ACL Surgery For Dogs – $1350
ACL is short for anterior cruciate ligament (Technically a CCL in dogs – cranial cruciate ligament, because dogs walk on four legs instead of two).
ACL Injury in Dogs
Cruciate ligamant tears in a dog’s knee are quite common. Pet’s stand with their knees slightly bent, so there is more constant strain on the cruciate ligament then in human knees. Tearing this ligament causes instability in the knee joint that allows an abnormal motion leading to debilitating arthritis over time.
This is called a cranial drawer motion, as it mimics opening a drawer. Here at Helping Hands, we fix the torn ACL in dogs by simply replacing the ligament with a new one, which we call the lateral suture technique. This knee repair technique is also sometimes called the tightrope or extracapsular repair.
Dog ACL Surgery Options – Lateral Suture, TPLO & TTA
Currently, there are three different procedures to repair an ACL tear. The lateral suture technique, the TPLO or the TTA. Anytime there are three different ways to do anything, it is because not one of them is the best or the best way would be the only way. The good news is, they all work and have good success rates as long as you follow proper post op care.
We only offer the lateral suture technique at Helping Hands. Until the last decade or so, it was the only way to repair an ACL tear in dogs. It can be performed on all sizes and ages of dogs. It is performed by replacing the torn ligament with a false ligament on the outside of the joint.
The TPLO and the TTA techniques were developed somewhat recently as a stronger repair because, quite simply, if dogs can tear the ligament they were born with, then there is a risk of tearing the new one we put in.
The TPLO and TTA are performed with steel plates that are stronger than a false ligament. However, steel plates are very expensive and take more time to implant, thus part of the reason for the huge difference in price.
So, with the lateral suture technique, you have to be willing to assume a slightly higher risk that your pet could re-injure themselves. The implant may tear if they move in a way that caused the original one to tear, thus needing a second surgery. The larger the dog, the more weight is being put on the cranial cruciate ligament. The younger the dog, the more active it is likely to be.
So if you have that large, super active pup that will not slow down, or you simply want to reduce the risk of them re injuring themselves and tearing the false implant, then the TPLO or TTA may be the way to go. If you have a large, active dog and cannot afford the TPLO or TTA, the lateral suture will still work very well. We do it everyday. You simply have to assume a slightly higher risk and work a little harder at keeping your pet calm and quiet.
Recover from ACL Surgery for Dogs
The surgery itself is the easy part, the challenging part will fall on you to keep your dog somewhat quiet and still for 6 – 8 weeks post- op. The first 2 weeks require crate rest.

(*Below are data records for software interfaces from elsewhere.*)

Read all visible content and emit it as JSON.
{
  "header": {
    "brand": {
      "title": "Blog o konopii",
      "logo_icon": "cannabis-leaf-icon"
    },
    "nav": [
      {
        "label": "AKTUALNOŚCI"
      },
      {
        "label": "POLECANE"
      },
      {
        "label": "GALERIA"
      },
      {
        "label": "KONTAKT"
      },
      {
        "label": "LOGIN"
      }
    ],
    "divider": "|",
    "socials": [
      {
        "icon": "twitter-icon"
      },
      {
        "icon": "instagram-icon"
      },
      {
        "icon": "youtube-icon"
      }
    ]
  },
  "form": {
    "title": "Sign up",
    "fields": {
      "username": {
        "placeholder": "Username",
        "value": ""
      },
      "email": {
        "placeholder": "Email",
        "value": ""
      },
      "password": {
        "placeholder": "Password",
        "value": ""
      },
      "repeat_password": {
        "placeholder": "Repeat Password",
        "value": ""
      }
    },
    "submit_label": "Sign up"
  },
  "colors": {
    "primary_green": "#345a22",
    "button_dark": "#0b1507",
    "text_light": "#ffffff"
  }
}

A crate is the only way to ensure no jarring, jumping or pushing off motions from occurring. The post op care is the same no matter which procedure you choose.
We get the easy part of the job, the surgery, and you get the hard part of the job, recovery. If, you choose to come to Helping Hands, your dog will leave our hospital with a knee, good as new. It is you and your pet’s responsibility to keep it that way.
We perform the lateral suture technique on a regular basis with great success on all sizes and ages of pets. We know having choices is good but can also make the decision for what is best challenging.
Watch the video below to learn about the type of dog ACL surgery we offer:
The only additional fees you may incur would be for Bloodwork, Biopsies or E collars
Scheduling Surgery for a Torn ACL in Dogs at Helping Hands
Bloodwork ($90) is required for your pet. The bloodwork we perform at Helping Hands shows us basic organ function values (kidney and liver) to help make the safest choices for anesthesia. The bloodwork we perform at Helping Hands is not diagnostic. It is always recommended that you discuss surgery and sedation with your primary veterinarian that has followed your pet’s health if you have any concerns. It is important to remember there is always risk when sedating any living animal.
We are outpatient facility which means the pets go home the same day. If your veterinarian believes your pet needs post op monitoring, you can return to your full service veterinarian or a 24-hour facility for continued care at your expense. We are here to get your pet through the procedure and back into the hands of your full service veterinarian.